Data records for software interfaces
·····
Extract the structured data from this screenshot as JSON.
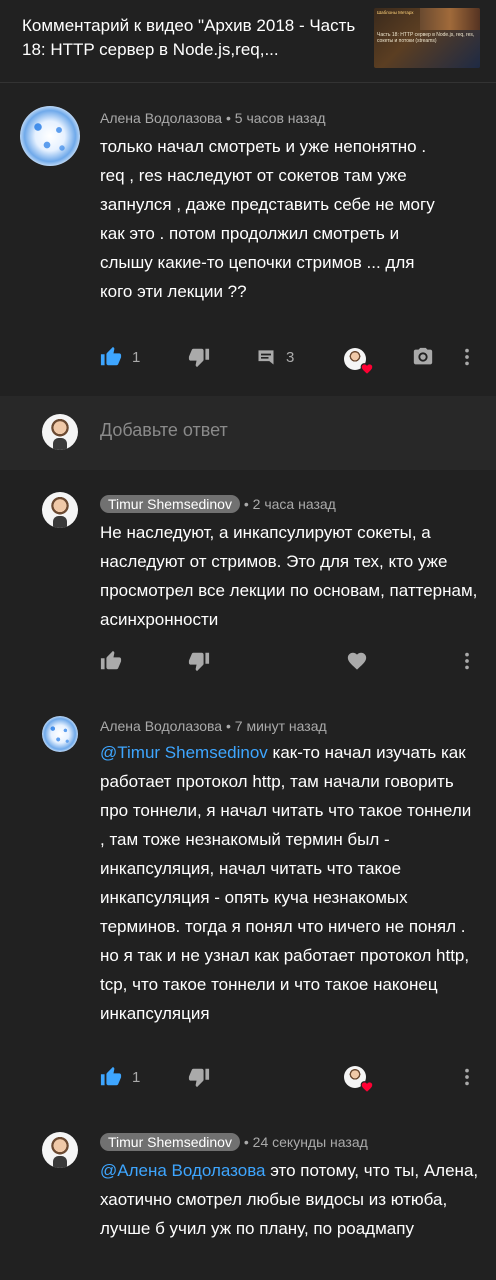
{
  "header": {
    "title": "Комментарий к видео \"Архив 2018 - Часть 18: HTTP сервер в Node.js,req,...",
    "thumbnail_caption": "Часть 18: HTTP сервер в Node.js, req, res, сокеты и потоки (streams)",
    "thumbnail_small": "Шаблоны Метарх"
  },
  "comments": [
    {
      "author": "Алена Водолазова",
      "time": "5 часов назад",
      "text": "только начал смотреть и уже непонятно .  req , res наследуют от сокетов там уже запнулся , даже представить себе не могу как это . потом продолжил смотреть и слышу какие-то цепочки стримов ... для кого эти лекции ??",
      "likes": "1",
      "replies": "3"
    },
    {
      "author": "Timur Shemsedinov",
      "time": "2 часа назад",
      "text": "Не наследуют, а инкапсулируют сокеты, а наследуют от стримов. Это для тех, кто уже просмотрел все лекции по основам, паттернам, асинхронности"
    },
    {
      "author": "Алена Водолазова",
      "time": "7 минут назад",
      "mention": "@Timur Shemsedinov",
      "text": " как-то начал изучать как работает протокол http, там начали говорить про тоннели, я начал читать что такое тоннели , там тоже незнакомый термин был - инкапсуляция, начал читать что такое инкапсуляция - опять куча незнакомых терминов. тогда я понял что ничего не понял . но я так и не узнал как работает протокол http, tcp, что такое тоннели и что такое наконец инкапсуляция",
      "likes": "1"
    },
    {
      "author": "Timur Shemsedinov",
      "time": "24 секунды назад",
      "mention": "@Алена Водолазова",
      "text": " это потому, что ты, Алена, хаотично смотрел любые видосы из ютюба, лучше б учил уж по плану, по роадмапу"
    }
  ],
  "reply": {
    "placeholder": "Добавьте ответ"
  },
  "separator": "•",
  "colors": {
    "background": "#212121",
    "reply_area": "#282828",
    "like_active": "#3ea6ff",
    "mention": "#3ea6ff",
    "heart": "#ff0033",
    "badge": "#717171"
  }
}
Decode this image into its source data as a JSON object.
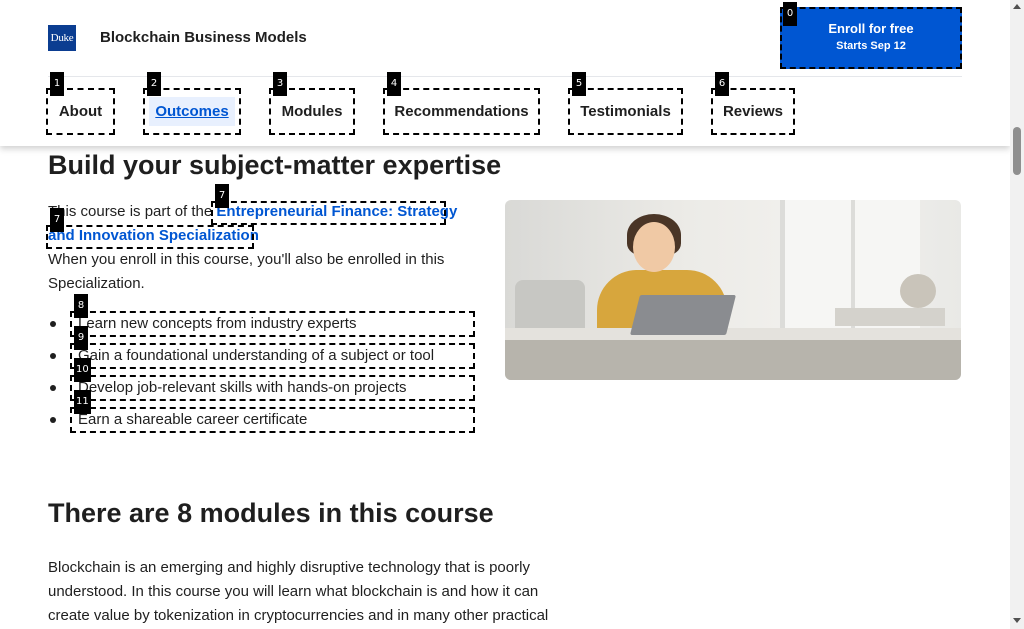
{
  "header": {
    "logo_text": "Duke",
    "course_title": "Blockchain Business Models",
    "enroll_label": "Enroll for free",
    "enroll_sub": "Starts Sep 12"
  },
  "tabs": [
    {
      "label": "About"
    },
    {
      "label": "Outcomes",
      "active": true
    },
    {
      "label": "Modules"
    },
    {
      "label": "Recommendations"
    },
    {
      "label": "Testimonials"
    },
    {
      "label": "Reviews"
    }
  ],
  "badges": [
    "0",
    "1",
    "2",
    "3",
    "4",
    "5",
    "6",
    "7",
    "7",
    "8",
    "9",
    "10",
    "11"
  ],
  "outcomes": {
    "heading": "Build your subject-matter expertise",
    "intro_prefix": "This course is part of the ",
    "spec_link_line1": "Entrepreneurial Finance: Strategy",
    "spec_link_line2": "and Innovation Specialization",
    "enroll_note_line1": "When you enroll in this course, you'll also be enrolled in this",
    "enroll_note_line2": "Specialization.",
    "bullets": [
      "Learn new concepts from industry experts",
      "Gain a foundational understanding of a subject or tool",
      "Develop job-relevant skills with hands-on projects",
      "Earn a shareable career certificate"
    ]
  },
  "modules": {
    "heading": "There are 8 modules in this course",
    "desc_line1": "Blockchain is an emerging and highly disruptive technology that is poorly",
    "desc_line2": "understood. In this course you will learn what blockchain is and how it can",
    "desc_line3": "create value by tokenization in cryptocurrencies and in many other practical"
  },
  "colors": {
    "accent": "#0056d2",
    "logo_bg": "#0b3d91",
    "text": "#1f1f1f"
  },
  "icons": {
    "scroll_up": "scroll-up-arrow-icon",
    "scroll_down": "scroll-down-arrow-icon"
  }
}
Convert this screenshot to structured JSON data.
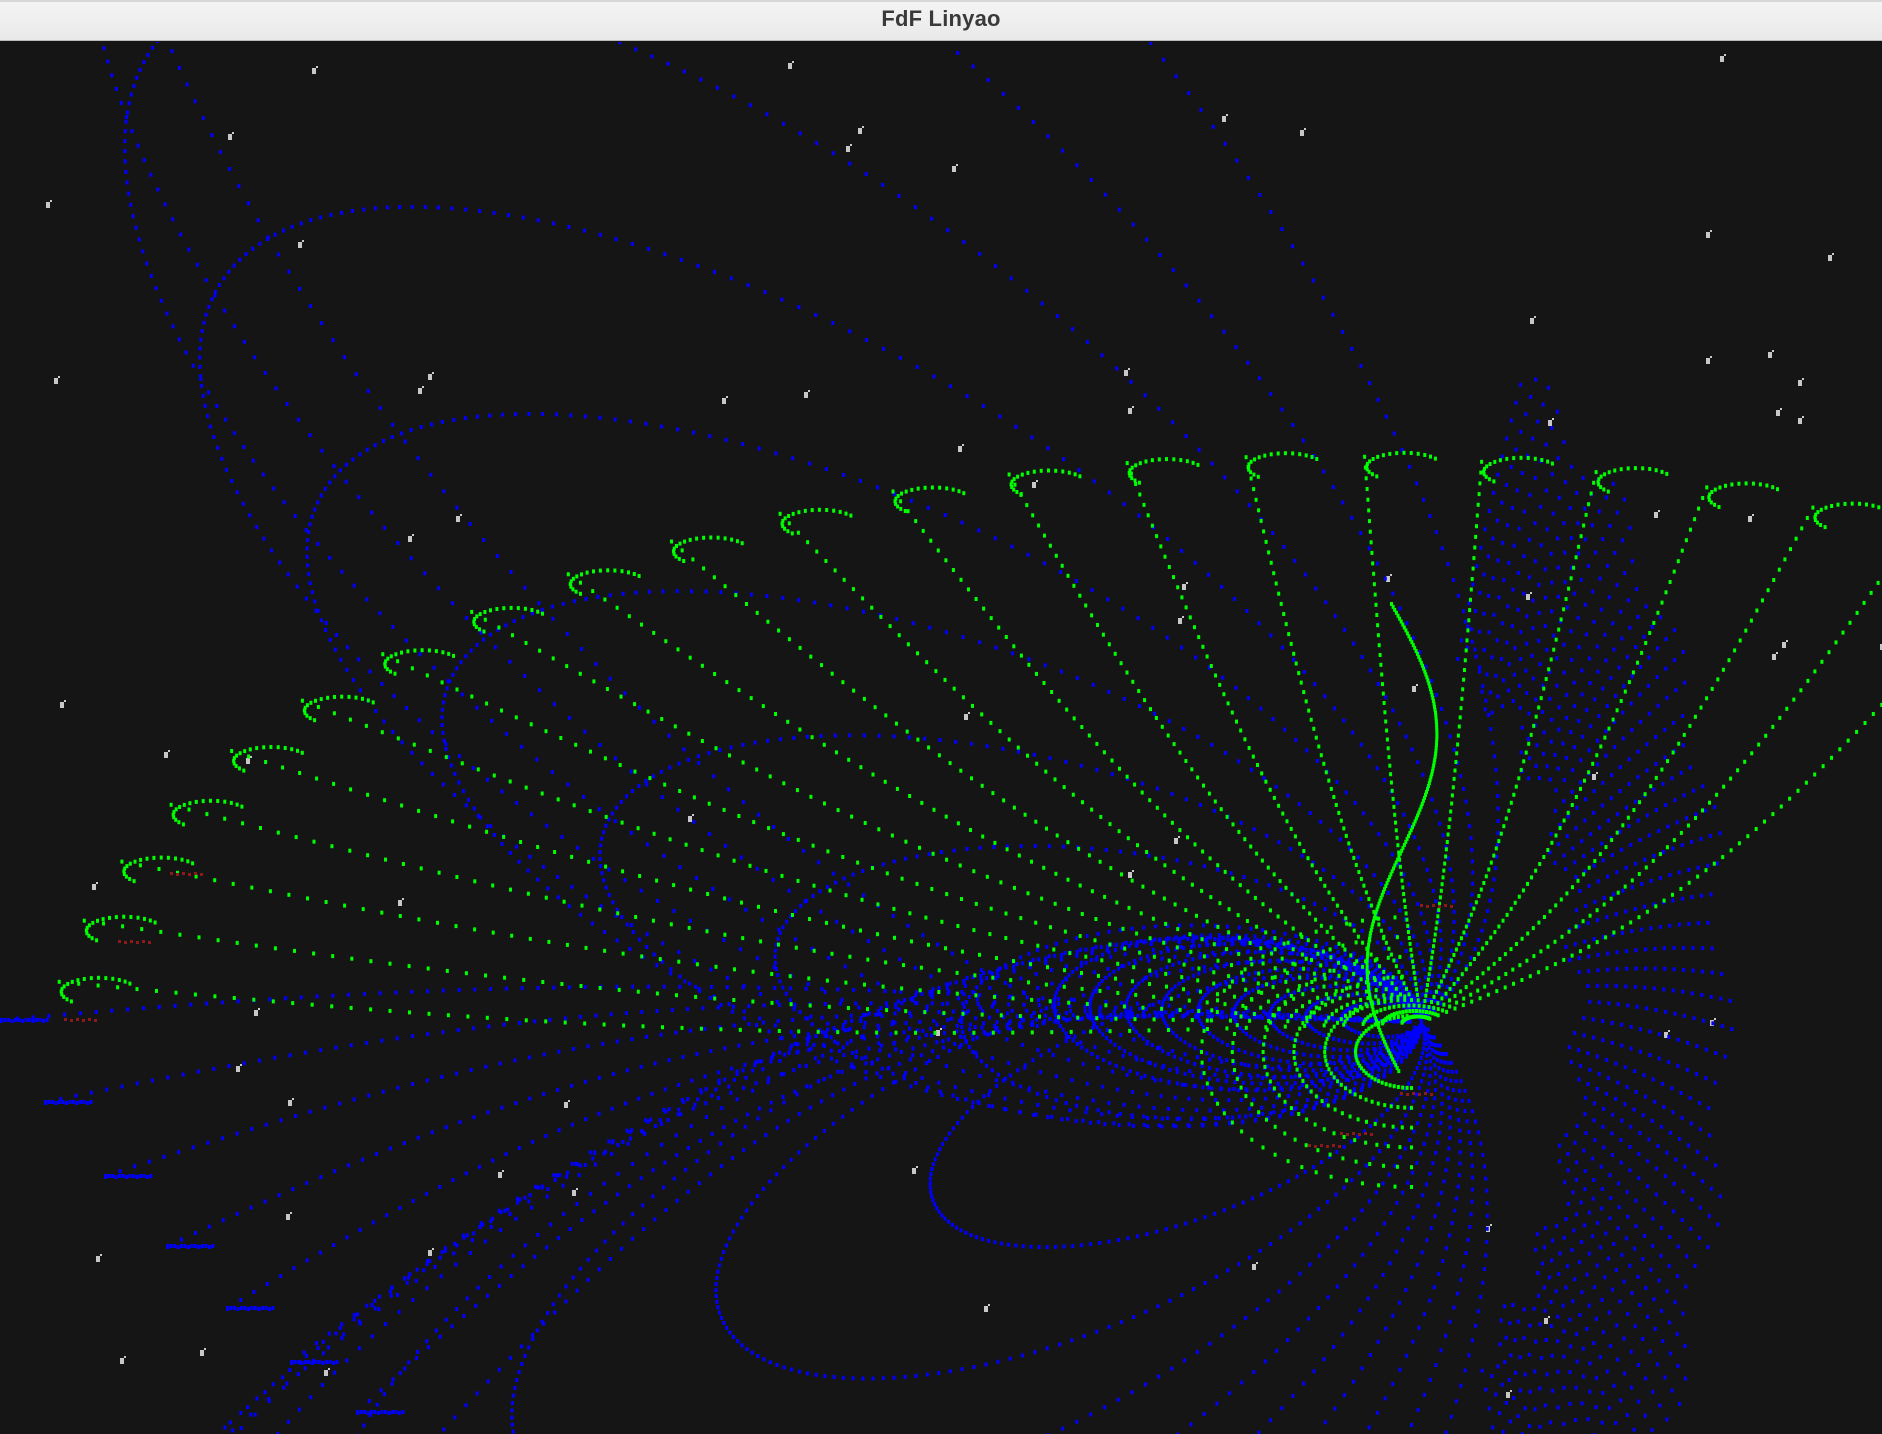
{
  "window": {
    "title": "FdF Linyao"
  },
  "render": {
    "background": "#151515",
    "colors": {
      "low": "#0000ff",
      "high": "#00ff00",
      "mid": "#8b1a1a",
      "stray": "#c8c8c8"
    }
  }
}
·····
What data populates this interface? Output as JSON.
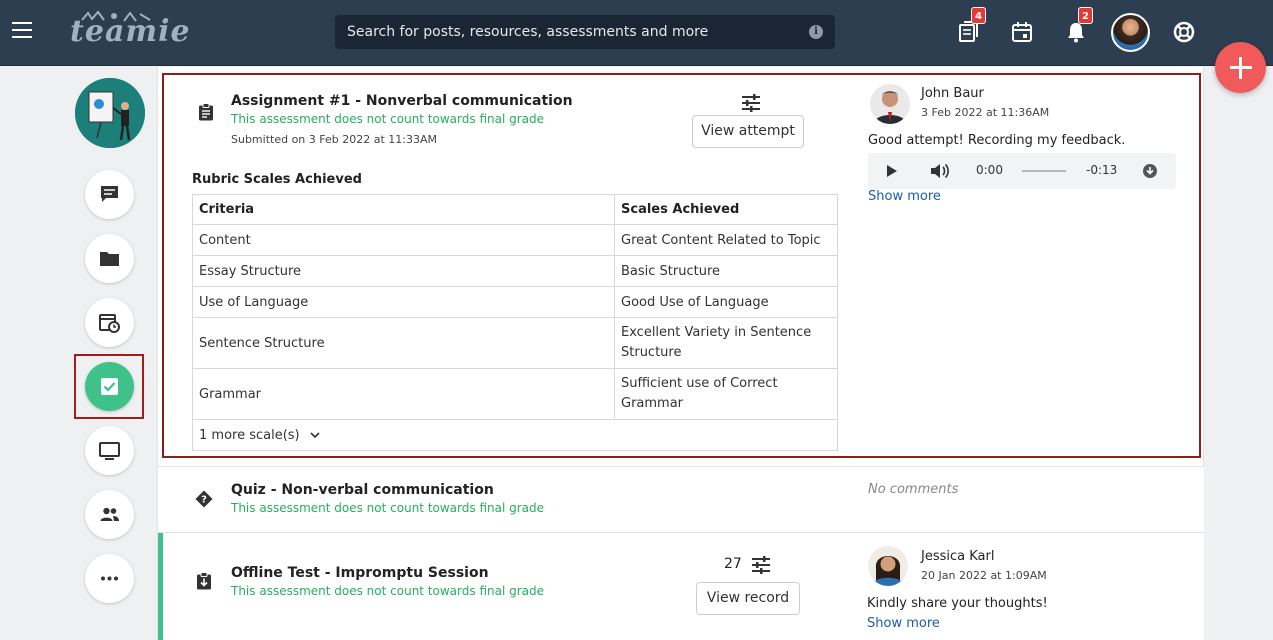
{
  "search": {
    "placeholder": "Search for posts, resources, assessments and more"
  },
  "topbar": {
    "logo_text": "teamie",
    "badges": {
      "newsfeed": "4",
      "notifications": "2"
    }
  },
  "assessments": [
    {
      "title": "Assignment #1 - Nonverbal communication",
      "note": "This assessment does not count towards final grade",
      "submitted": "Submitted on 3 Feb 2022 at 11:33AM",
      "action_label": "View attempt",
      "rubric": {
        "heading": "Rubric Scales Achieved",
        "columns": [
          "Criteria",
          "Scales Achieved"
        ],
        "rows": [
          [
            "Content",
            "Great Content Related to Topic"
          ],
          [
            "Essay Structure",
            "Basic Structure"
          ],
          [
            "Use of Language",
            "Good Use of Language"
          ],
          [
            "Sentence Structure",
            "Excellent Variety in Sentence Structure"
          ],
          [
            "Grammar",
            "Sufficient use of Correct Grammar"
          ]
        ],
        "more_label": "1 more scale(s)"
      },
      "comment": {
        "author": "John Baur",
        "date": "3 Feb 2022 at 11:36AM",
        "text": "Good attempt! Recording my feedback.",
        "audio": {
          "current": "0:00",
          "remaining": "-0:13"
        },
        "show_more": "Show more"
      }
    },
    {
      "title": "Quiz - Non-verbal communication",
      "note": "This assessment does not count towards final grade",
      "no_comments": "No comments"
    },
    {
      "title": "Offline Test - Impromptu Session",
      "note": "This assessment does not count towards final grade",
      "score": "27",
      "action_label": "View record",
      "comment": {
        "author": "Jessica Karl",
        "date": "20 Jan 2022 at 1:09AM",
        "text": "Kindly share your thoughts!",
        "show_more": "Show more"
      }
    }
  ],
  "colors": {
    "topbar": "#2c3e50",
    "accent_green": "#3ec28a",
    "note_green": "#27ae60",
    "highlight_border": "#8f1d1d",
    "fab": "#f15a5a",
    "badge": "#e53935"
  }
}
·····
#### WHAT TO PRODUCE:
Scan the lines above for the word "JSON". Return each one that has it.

#### OUTPUT FOR THIS EXERCISE:
Extract the structured data from this screenshot as JSON.
Decode this image into its source data as a JSON object.
Convert this screenshot to structured JSON data.
What data populates this interface? Output as JSON.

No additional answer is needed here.